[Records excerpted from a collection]

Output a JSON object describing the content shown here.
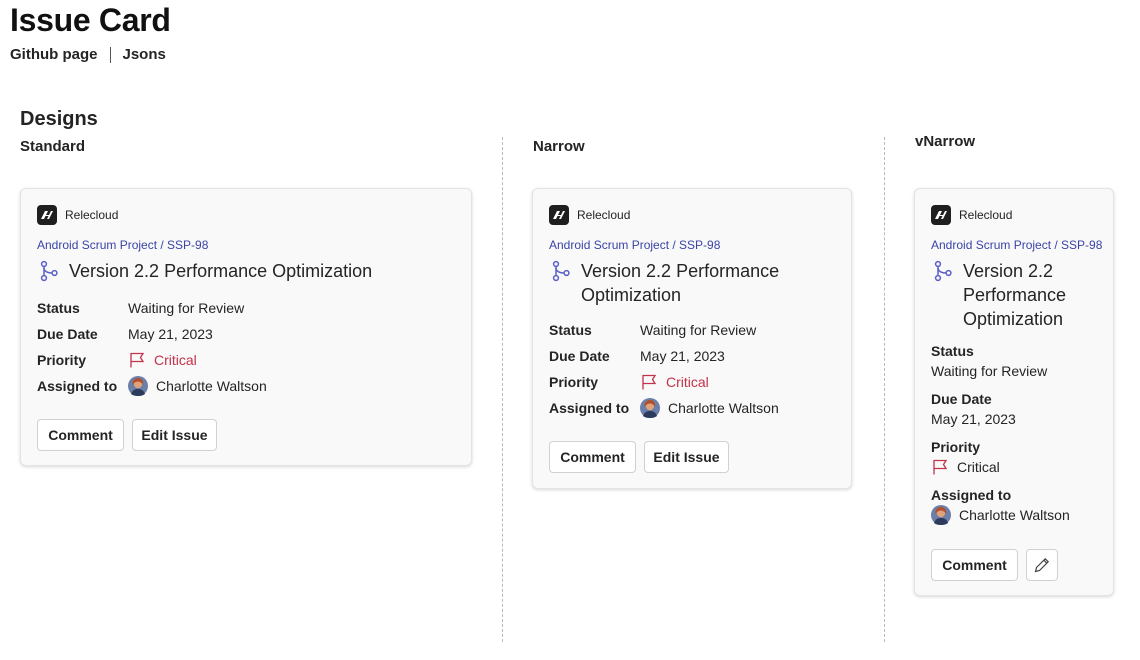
{
  "page": {
    "title": "Issue Card",
    "links": [
      "Github page",
      "Jsons"
    ],
    "section": "Designs"
  },
  "columns": {
    "standard": "Standard",
    "narrow": "Narrow",
    "vnarrow": "vNarrow"
  },
  "card": {
    "brand": "Relecloud",
    "breadcrumb": "Android Scrum Project / SSP-98",
    "title": "Version 2.2 Performance Optimization",
    "title_lines_narrow": [
      "Version 2.2 Performance",
      "Optimization"
    ],
    "title_lines_vnarrow": [
      "Version 2.2",
      "Performance",
      "Optimization"
    ],
    "fields": {
      "status_label": "Status",
      "status_value": "Waiting for Review",
      "due_label": "Due Date",
      "due_value": "May 21, 2023",
      "priority_label": "Priority",
      "priority_value": "Critical",
      "assigned_label": "Assigned to",
      "assigned_value": "Charlotte Waltson"
    },
    "buttons": {
      "comment": "Comment",
      "edit": "Edit Issue"
    },
    "icons": {
      "brand": "relecloud-logo-icon",
      "title": "branch-icon",
      "priority": "flag-icon",
      "edit_compact": "pencil-icon"
    },
    "colors": {
      "link": "#3a43a8",
      "critical": "#c4314b",
      "branch_icon": "#5b5fc7"
    }
  }
}
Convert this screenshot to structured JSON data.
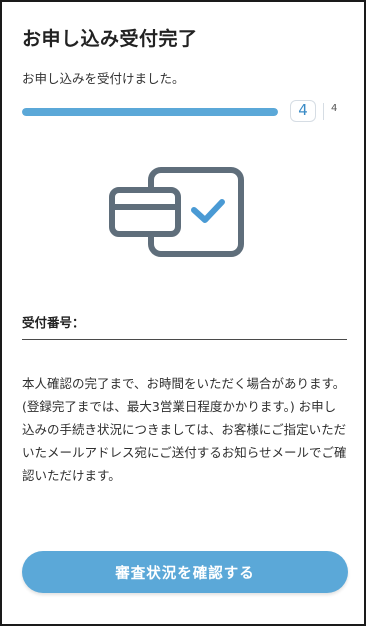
{
  "header": {
    "title": "お申し込み受付完了",
    "subtitle": "お申し込みを受付けました。"
  },
  "progress": {
    "current_step": "4",
    "total_steps": "4",
    "fill_fraction": 1.0,
    "track_color": "#dfe9f2",
    "fill_color": "#5ba8d8"
  },
  "hero": {
    "icon": "card-check-icon",
    "stroke_color": "#5f6e7b",
    "check_color": "#4a9ad4"
  },
  "reception": {
    "label": "受付番号："
  },
  "notice": {
    "text": "本人確認の完了まで、お時間をいただく場合があります。(登録完了までは、最大3営業日程度かかります。) お申し込みの手続き状況につきましては、お客様にご指定いただいたメールアドレス宛にご送付するお知らせメールでご確認いただけます。"
  },
  "actions": {
    "check_status_label": "審査状況を確認する",
    "button_color": "#5ba8d8"
  }
}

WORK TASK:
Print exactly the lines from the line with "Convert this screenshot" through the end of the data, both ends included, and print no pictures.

SOLUTION TO THIS PROBLEM:
Convert this screenshot to structured JSON data.
{
  "header": {
    "title": "お申し込み受付完了",
    "subtitle": "お申し込みを受付けました。"
  },
  "progress": {
    "current_step": "4",
    "total_steps": "4",
    "fill_fraction": 1.0,
    "track_color": "#dfe9f2",
    "fill_color": "#5ba8d8"
  },
  "hero": {
    "icon": "card-check-icon",
    "stroke_color": "#5f6e7b",
    "check_color": "#4a9ad4"
  },
  "reception": {
    "label": "受付番号："
  },
  "notice": {
    "text": "本人確認の完了まで、お時間をいただく場合があります。(登録完了までは、最大3営業日程度かかります。) お申し込みの手続き状況につきましては、お客様にご指定いただいたメールアドレス宛にご送付するお知らせメールでご確認いただけます。"
  },
  "actions": {
    "check_status_label": "審査状況を確認する",
    "button_color": "#5ba8d8"
  }
}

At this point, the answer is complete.